From London, take the M4, then follow signposts for Bath, starting at junction 18. The drive will take two or three hours, depending on traffic. To the west, Bristol is around 30 minutes away by car. For car hire, go to www.hertz.co.uk. Smith cardholders get a 10 per cent discount; quote '635230' when you reserve the car.
The nearest airport is Bristol International, about half an hour's drive from Bath.
Trains leave from London Paddington for Bath Spa every half hour or so, and take about 90 mins. The city is fairly well connected with links to destinations across the country; see www.thetrainline.com for routes and fares.
Country code for the UK: +44. Bath: (0)1225.
Anything by Jane Austen, Bath's most famous resident. Try Northanger Abbey, with the promising passage: 'They arrived in Bath. Catherine was all eager delight; her eyes were here, there, everywhere, as they approached its fine and striking environs, and afterwards drove through those streets which conducted them to the hotel. She was come to be happy, and she felt happy already.' Ahh!
Do go / Don't Go
The Gulf Stream makes this area a bit more temperate than most of England, but your best bet for a dry stay is still to visit between June and September. Winter can be captivating, with snow dusting the streets; there are some great Christmas markets, too.
Good old-fashioned English fare abounds (with tea, scones and cheddar cheese taking centre-stage), but there's plenty of modern European influence, too; Bath boasts several Michelin-starred eateries. There's also a real focus on local, seasonal produce and on ingredients sourced from England's south-west.
Taxis cannot be flagged in the street, so ask your hotel to book them for you. There are usually plenty of taxis outside the train station.
Discretionary, but around 15 per cent is appreciated in restaurants.
Pounds sterling (£).
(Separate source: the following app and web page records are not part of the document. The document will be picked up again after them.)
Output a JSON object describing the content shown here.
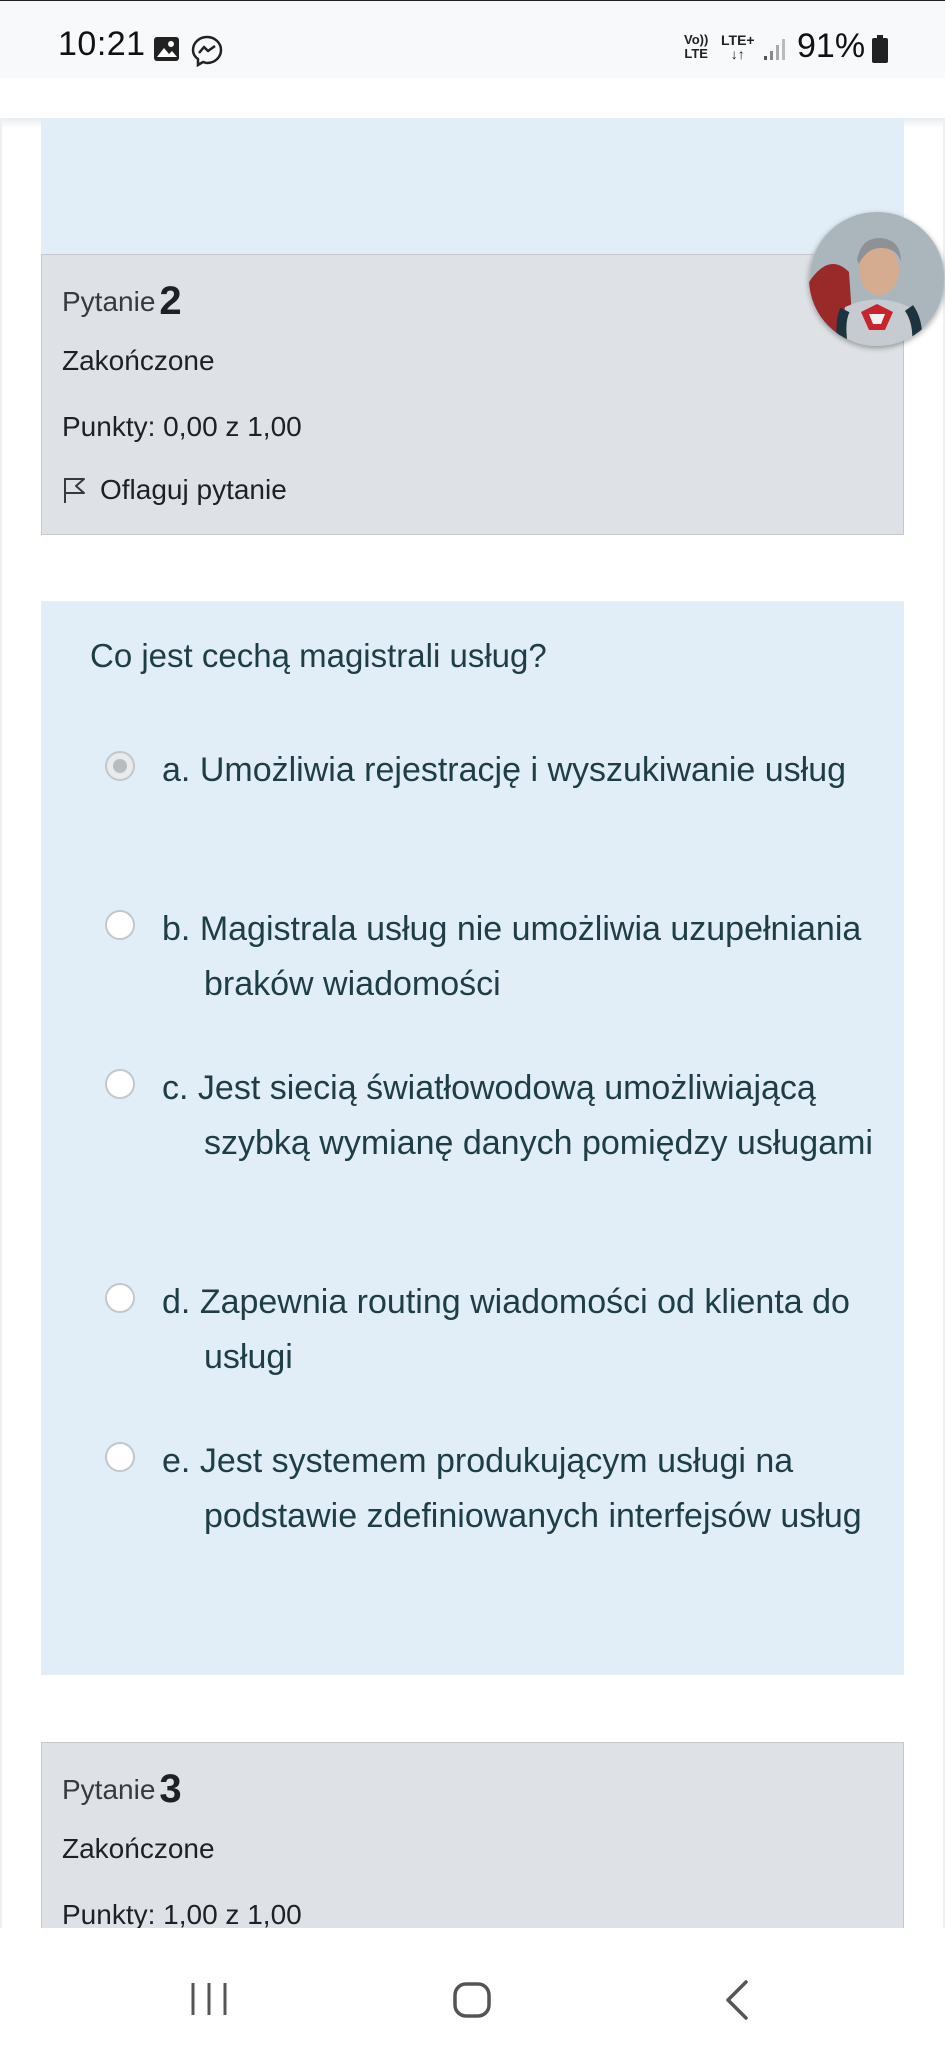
{
  "status_bar": {
    "time": "10:21",
    "volte": "Vo))\nLTE",
    "network": "LTE+\n↓↑",
    "battery": "91%",
    "icons": [
      "gallery-icon",
      "messenger-icon",
      "signal-icon",
      "battery-icon"
    ]
  },
  "question_2": {
    "label": "Pytanie",
    "number": "2",
    "status": "Zakończone",
    "points": "Punkty: 0,00 z 1,00",
    "flag_label": "Oflaguj pytanie"
  },
  "question_text": "Co jest cechą magistrali usług?",
  "answers": [
    {
      "letter": "a.",
      "text": "Umożliwia rejestrację i wyszukiwanie usług",
      "selected": true
    },
    {
      "letter": "b.",
      "text": "Magistrala usług nie umożliwia uzupełniania braków wiadomości",
      "selected": false
    },
    {
      "letter": "c.",
      "text": "Jest siecią światłowodową umożliwiającą szybką wymianę danych pomiędzy usługami",
      "selected": false
    },
    {
      "letter": "d.",
      "text": "Zapewnia routing wiadomości od klienta do usługi",
      "selected": false
    },
    {
      "letter": "e.",
      "text": "Jest systemem produkującym usługi na podstawie zdefiniowanych interfejsów usług",
      "selected": false
    }
  ],
  "question_3": {
    "label": "Pytanie",
    "number": "3",
    "status": "Zakończone",
    "points": "Punkty: 1,00 z 1,00"
  },
  "colors": {
    "question_bg": "#e1eef7",
    "info_bg": "#dee2e6",
    "question_text": "#1e3d46"
  }
}
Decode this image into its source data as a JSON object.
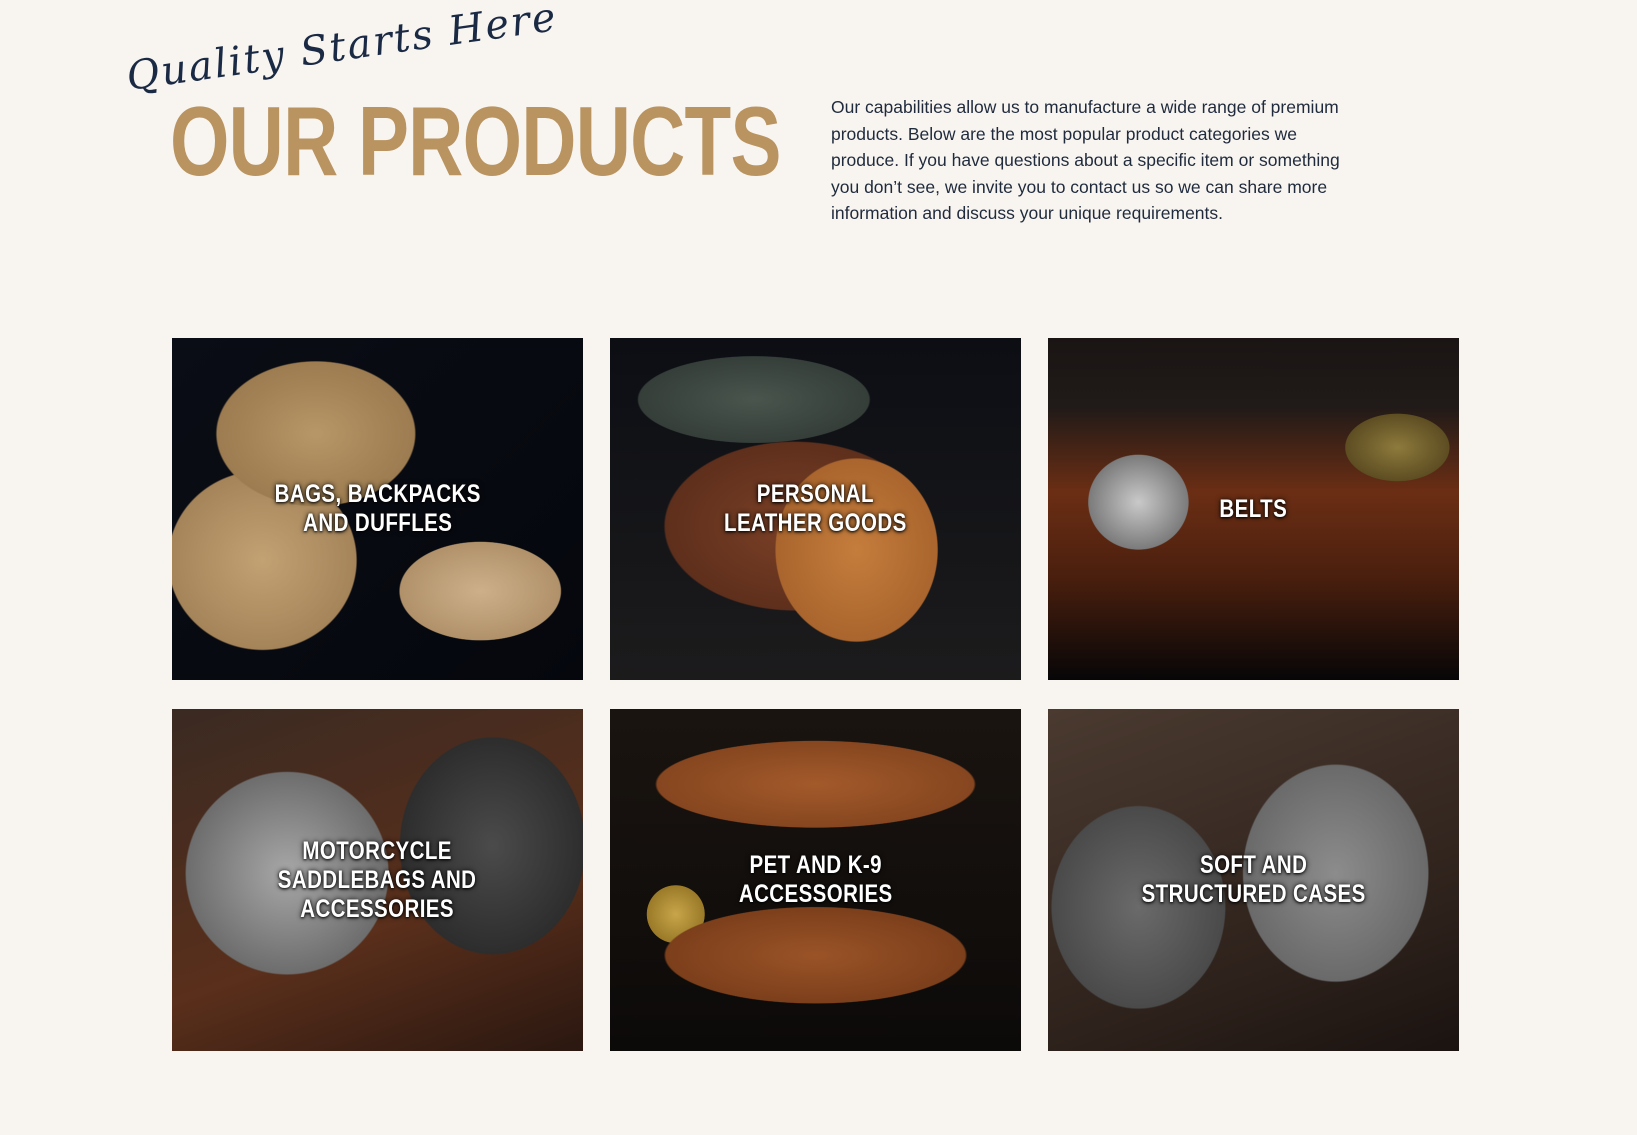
{
  "header": {
    "tagline": "Quality Starts Here",
    "title": "OUR PRODUCTS",
    "intro": "Our capabilities allow us to manufacture a wide range of premium products. Below are the most popular product categories we produce. If you have questions about a specific item or something you don’t see, we invite you to contact us so we can share more information and discuss your unique requirements."
  },
  "categories": [
    {
      "label": "BAGS, BACKPACKS\nAND DUFFLES"
    },
    {
      "label": "PERSONAL\nLEATHER GOODS"
    },
    {
      "label": "BELTS"
    },
    {
      "label": "MOTORCYCLE\nSADDLEBAGS AND\nACCESSORIES"
    },
    {
      "label": "PET AND K-9\nACCESSORIES"
    },
    {
      "label": "SOFT AND\nSTRUCTURED CASES"
    }
  ],
  "colors": {
    "background": "#f8f5f0",
    "title_gold": "#b99460",
    "script_navy": "#1b2a44",
    "body_text": "#1f2a3d"
  }
}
Mrs Smith finds it hard to resist taking an empire-line dress and a bonnet to Bath, to get the full Austen effect. The less whimsical among you might simply want to take an umbrella to fend off that pesky English rain (and perhaps to double as a pretty parasol).
The Roman Baths (+44 (0)1225 477785; www.romanbaths.co.uk) are the city's most famous landmark, and a World Heritage site: a beautiful Roman temple and bathhouses built around the only hot spring in Britain, still flowing with natural hot water. Jane Austen is Bath's other great cultural icon. The Austen Centre at Queen Square (+44 (0)1225 443000; www.janeausten.co.uk) is pretty diverting and has a great shop. The best thing about it, though, is the Regency tearoom, with great rooftops views and some particularly good cakes.
The Thermae Bath Spa (+44 (0)1225 331234; www.thermaebathspa.com) has a natural hot spa pool on a rooftop looking over Bath and the surrounding countryside. You can get treatments here - including aromatherapy cocoons and Moroccan mud wraps as well as shiatsu and reiki - or you can just laze about enjoying the waters and the views.
There's great shopping to be done in Bath, and the city is relatively unscarred by chain stores. Walcot Street is full of independent little shops offering clothes, books and antiques; on Saturdays, there's a great fleamarket, too. Along Milsom Street you'll find Jolly's, one of the UK's oldest department stores, plus Jaeger, Hobbs and self-explanatory Vintage to Vogue. At the top of the street is Shires Yard, with more boutiques and the Alessi Gallery.
For the best views of the city, go hot-air ballooning. With Bailey Balloons (+44 (0)1275 375300; www.baileyballoons.co.uk), you can take off from Royal Victoria Park, cruise over Bath, and land at the Cadbury's chocolate factory in nearby Keynsham.
Walk west out of Bath along the Kennet and Avon Canal and enjoy the most picturesque towpaths in the country, or go and soak up the calm and grandeur of Bath's magnificent 15th-century Abbey.
March Bath Literature Festival, with recent guests including Alexander McCall Smith, Clare Short and Jacqueline Wilson (www.bathlitfest.org.uk).
July/August The Roman Baths in the Abbey churchyard are open late for candlelit walks.
October The Bath Film Festival offers a feast of cinema in venues around the city, with previews of new arthouse films, as well as lots of classics (www.bathfilmfestival.org.uk).